From the blog of my friend, Cindy, who has adopted older children multiple times. This lady is a gem!
Big Mama Hollers
Posted: 19 Sep 2013 04:48 AM PDT
First I snicker that you think I have a normal perspective, then I set about to reassure you, that in the adoption of older children, yes this is kind of normal.” Sadly so. And I’m sorry that you are feeling such pain, but I share it with you.
It’s a bigger version of folks preparing an awesomely Princess room for their new daughter, with canopies, lace, toys, dresses and pinkness – a gorgeous dream room, that they joyfully decorated with love, in gleeful anticipation of the arrival of this brand new 7 year old cute child from the foster care system.
But here’s the rub. Our prospective joy at becoming their mom is based on the terrible loss of them losing the mom that they loved deeply.
This new child? Likely to be one pissed off, raging, scared and furious, super destructive, fit-throwing yet awesomely cute, deeply wounded, blank-eyed child.
The room’ll be in shreds within a week.
This child is overwhelmed by what you’ve prepared, it hits them in the pit of their own self-loathing that has resulted from years of extreme abuse and neglect plus multiple, extremely painful breaks with their caretakers, that they once might have allowed themselves to trust a bit in the hopes it would last.
And us naive middle-class parents sit stunned, crying to our caseworkers, we just wanted to show her our parental love and concern, but she’s hitting everyone at school, she bit the teacher, and she’s stolen all the cookies we’d bought to put in her Princess lunchbox this week. She soaked the brand new mattress, bed set and even the pillow with urine.
This is oh so predictable. These are terribly injured children, we can’t see it, we only see a cute scared kid in the pictures looking out at the camera, we can’t see the horribly severe emotional damage that has been done to her, seeping deep into her psyche, coloring her perception of everything.
The child wrongly figures if she destroys this room then she’s pre-empted another hurt that she’s sure will befall her before long.

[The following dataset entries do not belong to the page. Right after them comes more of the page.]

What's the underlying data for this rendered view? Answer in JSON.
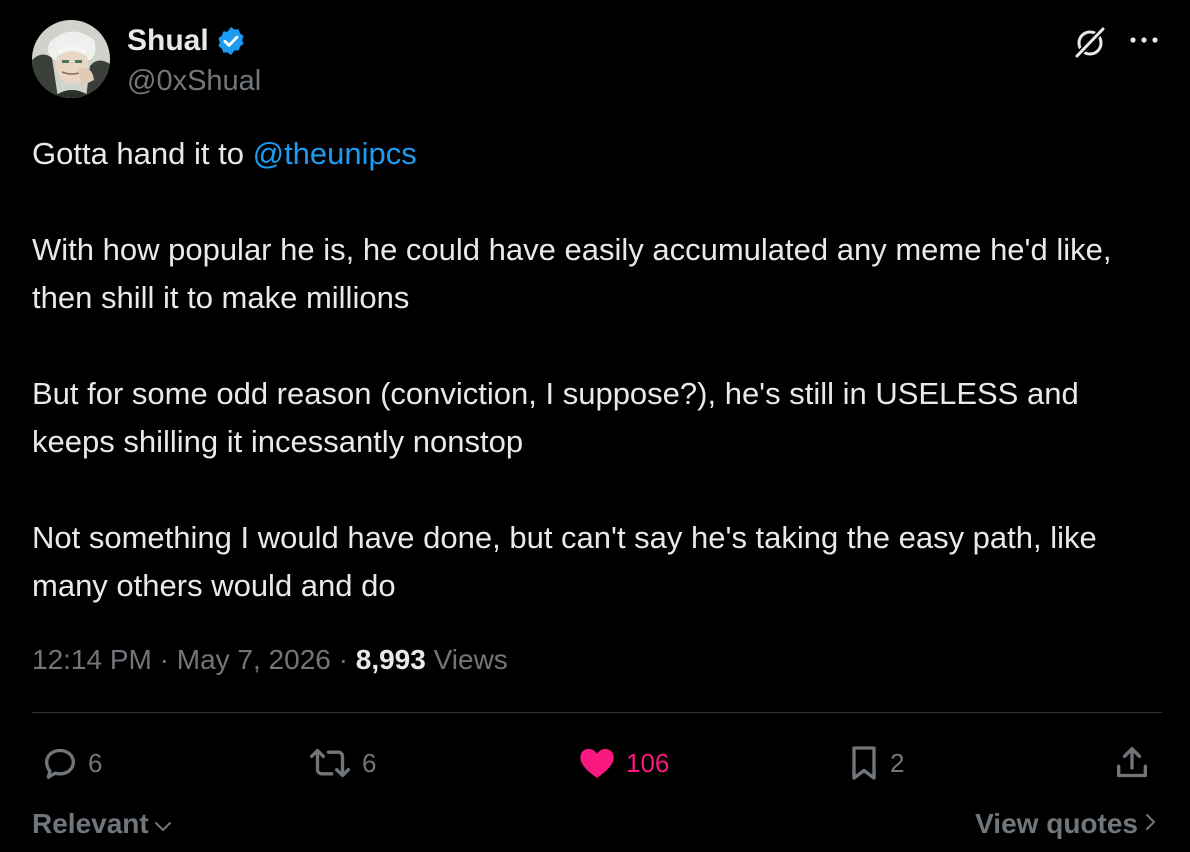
{
  "author": {
    "name": "Shual",
    "handle": "@0xShual",
    "verified": true,
    "verified_color": "#1d9bf0"
  },
  "header_icons": [
    "grok-icon",
    "more-icon"
  ],
  "tweet": {
    "line1_prefix": "Gotta hand it to ",
    "mention": "@theunipcs",
    "paragraph2": "With how popular he is, he could have easily accumulated any meme he'd like, then shill it to make millions",
    "paragraph3": "But for some odd reason (conviction, I suppose?), he's still in USELESS and keeps shilling it incessantly nonstop",
    "paragraph4": "Not something I would have done, but can't say he's taking the easy path, like many others would and do"
  },
  "meta": {
    "time": "12:14 PM",
    "separator": " · ",
    "date": "May 7, 2026",
    "views_count": "8,993",
    "views_label": " Views"
  },
  "actions": {
    "replies": "6",
    "reposts": "6",
    "likes": "106",
    "bookmarks": "2"
  },
  "footer": {
    "sort_label": "Relevant",
    "view_quotes_label": "View quotes"
  },
  "colors": {
    "background": "#000000",
    "text": "#e7e9ea",
    "muted": "#71767b",
    "link": "#1d9bf0",
    "like": "#f91880",
    "divider": "#2f3336"
  }
}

Can this be undone?
I’m not sure.
I think, to some degree, emotional issues can be helped, but completely cured? Only if the child has enough resilience to overcome, it’s gonna be a long, long process, and then adolescence, or other losses or trauma will only compound everything. A middle-school break-up, or a bullying incidence, or any other minor (to us) incident can trigger all sorts of deeply repressed issues.
I read a horribly sad story early this morning about “normal’ teenage girls wanting teenage boys approval so badly, that they sext and send naked pictures of themselves. Imagine how much more so for girls with severe emotional issues?
If indeed you parents do make it up to age 18 with minimal destruction and acting out, often times at that very age, 17 or 18, sometimes even younger, here comes some major rejection and abandonment issues, often in the form of choosing male partners badly, teenage pregnancy, self-medicating, and then as a final Screw You And The Horse You Rode In On, then you don’t get to see the grandchildren. Deep within their mangled thought process they feel someone must pay, usually it’s you, because you dared to care therefore you’ll care again via the backlash – and guess what? It works. See?
I’ve had countless mamas crying to me – because they know I understand. “WHY????” they wail to me, knowing if they share this with their normal friends, those untraumatized friends completely won’t understand.
They will recite to me a litany of all they’d done right for this child, how shocked they are that there’s now no response from the half-grown kid.
This is fairly normal in our world. Read that sentence again.
Eventually they’ll resume contact, most of them do so, but now we’re the one with loss issues, we’re the ones who fear becoming attached, because we know they, the grandbabies, might be snatched away from us to again punish us for the sins of the birth parents. Please remember this is all done to us subconsciously on the part of the teens, if we can emotionally remove ourselves from the equation, we’ll be a lot better off in the end.
Yolie’s helped me understand so much of this over the years. When a child demonstrates feces-smearing behavior, immediately grossing us out, “My life is sh@t,” is exactly what they’re trying to tell us, yet we usually react wrongly, consequencing them for this outrageous behavior that is so much deeper than that. This is where my brilliant caseworker would’ve long ago advised me to seek out therapy.
Me initially (wrongly) thinking, “I can handle this,” me not having any clue how deep-seated, pervasive and unsettling this behavior indicated the depth of the disturbance that their former abuse and neglect had permeated their psyche.
We adoptive parents best wake up and smell the coffee.
Fortunately for me and the kids, my caseworker pushed back, I’m a people pleaser, I wanted her approval, until I did indeed seek out a great deal of therapy, resources, programs, interventions and, even, residential placements, sometimes to absolutely no avail, leaving me buffaloed and damaged – but again, how much more so for the kids?
So I can only figuratively hold your hand, and hope that this too will pass, usually it does, in the meantime we all need to be working on our own rejection issues that we didn’t know we would be facing.
I’ll say it again, swallow your pride and find yourselves some therapy. You will need it, find the best therapist who understands trauma. I’m blessed to have done so.